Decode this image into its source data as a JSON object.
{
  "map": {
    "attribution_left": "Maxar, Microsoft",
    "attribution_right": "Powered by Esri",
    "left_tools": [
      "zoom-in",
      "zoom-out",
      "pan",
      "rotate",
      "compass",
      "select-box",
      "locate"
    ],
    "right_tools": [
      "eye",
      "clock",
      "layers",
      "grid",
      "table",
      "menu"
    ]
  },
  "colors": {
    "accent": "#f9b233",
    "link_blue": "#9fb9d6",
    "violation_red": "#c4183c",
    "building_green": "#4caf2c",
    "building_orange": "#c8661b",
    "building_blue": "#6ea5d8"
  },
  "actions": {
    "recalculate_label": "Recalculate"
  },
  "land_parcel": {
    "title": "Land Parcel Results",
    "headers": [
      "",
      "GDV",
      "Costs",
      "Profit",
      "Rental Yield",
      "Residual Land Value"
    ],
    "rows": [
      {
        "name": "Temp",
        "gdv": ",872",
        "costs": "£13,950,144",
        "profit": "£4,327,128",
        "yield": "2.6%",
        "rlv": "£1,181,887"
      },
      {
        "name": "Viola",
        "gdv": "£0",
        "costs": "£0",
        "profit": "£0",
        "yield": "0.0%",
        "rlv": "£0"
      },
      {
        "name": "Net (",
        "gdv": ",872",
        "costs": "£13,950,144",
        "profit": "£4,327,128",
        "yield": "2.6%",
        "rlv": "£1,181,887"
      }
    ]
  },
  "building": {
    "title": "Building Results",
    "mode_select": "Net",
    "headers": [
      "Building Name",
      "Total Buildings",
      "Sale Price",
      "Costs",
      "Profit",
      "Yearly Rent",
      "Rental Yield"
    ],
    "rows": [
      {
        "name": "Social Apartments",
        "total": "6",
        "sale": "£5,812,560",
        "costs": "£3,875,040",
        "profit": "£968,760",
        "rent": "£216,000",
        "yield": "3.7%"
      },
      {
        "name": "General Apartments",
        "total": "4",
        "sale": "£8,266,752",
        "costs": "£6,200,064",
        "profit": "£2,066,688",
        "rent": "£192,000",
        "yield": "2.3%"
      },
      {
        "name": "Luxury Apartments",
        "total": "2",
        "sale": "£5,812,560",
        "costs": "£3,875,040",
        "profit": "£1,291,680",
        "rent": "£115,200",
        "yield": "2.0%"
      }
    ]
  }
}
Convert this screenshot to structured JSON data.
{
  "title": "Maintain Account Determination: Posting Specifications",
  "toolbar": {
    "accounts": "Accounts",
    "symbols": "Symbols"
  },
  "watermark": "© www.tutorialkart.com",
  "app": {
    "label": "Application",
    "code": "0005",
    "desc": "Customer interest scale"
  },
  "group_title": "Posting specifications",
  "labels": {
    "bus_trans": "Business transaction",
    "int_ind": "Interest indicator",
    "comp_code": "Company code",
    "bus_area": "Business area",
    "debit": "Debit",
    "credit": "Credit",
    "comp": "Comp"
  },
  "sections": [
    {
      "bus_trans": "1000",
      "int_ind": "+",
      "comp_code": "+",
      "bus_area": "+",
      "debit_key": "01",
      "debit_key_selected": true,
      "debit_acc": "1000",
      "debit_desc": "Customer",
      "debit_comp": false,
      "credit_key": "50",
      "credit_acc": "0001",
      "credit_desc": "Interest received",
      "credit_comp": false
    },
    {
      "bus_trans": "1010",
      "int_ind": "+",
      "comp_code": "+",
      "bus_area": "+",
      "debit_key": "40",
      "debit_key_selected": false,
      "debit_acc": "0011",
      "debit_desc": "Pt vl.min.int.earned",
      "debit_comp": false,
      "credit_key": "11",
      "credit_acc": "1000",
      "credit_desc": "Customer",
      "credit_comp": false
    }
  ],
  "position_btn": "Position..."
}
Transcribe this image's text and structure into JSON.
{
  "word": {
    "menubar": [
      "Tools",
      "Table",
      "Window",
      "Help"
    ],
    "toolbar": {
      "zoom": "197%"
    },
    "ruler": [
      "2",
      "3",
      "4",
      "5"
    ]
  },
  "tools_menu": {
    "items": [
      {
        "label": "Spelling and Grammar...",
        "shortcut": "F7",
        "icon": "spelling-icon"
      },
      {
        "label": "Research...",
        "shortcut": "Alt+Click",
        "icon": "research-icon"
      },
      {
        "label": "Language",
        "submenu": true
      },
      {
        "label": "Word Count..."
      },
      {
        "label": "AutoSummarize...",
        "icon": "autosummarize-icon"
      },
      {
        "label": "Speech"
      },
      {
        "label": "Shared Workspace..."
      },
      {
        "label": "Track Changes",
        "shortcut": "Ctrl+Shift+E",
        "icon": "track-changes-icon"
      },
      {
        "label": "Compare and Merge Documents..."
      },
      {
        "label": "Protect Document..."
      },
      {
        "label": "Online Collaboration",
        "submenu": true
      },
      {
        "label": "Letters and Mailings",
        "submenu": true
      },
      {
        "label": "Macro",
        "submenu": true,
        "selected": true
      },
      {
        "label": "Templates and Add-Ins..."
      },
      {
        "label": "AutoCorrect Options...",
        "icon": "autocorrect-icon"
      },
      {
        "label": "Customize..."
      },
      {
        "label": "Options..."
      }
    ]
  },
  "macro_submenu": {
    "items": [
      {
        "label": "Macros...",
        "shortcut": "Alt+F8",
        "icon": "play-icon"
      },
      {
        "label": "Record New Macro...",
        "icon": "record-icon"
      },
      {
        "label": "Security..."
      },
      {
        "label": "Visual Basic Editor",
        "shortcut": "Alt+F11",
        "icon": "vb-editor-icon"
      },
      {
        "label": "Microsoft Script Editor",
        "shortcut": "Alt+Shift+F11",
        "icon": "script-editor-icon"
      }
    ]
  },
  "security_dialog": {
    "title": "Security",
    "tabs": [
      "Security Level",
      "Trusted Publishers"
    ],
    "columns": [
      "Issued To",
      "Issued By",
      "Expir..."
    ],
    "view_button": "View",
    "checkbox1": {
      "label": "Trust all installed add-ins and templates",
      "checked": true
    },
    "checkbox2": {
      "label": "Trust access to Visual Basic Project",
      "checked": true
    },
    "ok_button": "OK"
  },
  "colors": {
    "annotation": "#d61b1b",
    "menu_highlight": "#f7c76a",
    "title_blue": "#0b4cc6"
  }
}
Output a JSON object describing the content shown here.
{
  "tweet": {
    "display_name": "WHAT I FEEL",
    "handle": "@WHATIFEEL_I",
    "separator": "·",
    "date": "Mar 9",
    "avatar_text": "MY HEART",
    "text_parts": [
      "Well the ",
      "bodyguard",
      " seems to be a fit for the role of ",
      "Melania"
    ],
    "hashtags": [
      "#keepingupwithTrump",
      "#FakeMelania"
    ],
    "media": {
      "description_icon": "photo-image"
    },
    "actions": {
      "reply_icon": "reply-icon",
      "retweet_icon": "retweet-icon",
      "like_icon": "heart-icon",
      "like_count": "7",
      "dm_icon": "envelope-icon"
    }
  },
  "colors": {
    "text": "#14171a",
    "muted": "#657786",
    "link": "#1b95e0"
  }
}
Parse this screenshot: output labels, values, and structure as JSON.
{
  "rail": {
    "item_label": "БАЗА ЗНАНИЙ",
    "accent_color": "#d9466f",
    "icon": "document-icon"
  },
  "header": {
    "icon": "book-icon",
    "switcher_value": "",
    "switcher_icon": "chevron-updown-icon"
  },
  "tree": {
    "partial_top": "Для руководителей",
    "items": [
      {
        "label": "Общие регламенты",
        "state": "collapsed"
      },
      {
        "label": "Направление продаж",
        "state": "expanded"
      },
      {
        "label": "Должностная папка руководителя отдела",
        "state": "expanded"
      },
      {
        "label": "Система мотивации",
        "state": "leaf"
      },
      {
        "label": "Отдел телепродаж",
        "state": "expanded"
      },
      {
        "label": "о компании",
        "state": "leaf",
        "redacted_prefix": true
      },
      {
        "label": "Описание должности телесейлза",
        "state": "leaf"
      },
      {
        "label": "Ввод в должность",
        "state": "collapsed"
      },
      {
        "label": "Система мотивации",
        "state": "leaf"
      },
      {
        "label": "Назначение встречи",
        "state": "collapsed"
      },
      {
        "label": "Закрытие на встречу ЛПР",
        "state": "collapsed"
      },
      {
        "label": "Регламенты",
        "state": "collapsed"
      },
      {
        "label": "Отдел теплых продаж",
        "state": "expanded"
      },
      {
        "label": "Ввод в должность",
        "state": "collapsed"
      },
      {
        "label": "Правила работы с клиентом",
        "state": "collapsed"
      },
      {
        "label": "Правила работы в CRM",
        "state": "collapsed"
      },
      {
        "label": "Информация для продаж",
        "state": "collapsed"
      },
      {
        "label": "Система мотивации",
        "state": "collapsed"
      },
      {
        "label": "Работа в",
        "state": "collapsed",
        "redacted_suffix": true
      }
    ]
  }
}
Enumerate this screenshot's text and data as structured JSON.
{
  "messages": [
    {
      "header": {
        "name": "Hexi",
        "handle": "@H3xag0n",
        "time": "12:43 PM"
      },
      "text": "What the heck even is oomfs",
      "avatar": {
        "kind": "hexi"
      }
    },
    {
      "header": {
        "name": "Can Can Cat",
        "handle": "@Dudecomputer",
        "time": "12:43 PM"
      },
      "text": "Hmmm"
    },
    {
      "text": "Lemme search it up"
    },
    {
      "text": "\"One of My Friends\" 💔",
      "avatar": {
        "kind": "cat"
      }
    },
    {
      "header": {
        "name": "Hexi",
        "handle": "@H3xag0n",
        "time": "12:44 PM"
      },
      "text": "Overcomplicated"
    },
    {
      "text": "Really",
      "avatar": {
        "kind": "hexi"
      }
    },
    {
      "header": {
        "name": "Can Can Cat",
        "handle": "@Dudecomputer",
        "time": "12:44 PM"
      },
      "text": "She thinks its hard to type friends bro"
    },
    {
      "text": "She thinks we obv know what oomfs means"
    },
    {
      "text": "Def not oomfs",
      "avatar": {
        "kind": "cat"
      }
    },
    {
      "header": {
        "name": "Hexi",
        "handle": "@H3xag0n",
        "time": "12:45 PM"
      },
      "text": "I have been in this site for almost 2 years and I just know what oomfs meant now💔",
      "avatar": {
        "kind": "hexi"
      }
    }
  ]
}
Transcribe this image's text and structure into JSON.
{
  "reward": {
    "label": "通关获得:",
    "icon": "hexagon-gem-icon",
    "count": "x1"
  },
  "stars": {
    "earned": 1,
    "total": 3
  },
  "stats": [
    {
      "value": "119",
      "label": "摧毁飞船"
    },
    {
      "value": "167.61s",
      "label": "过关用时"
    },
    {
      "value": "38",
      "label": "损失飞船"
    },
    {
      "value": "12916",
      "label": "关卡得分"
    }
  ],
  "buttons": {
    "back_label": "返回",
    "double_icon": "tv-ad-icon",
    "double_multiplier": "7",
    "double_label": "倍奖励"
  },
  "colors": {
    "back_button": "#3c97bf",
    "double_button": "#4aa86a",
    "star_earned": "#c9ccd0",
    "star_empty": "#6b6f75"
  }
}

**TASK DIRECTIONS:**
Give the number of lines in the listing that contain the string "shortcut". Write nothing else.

**SOLUTION TO THIS EXERCISE:**
6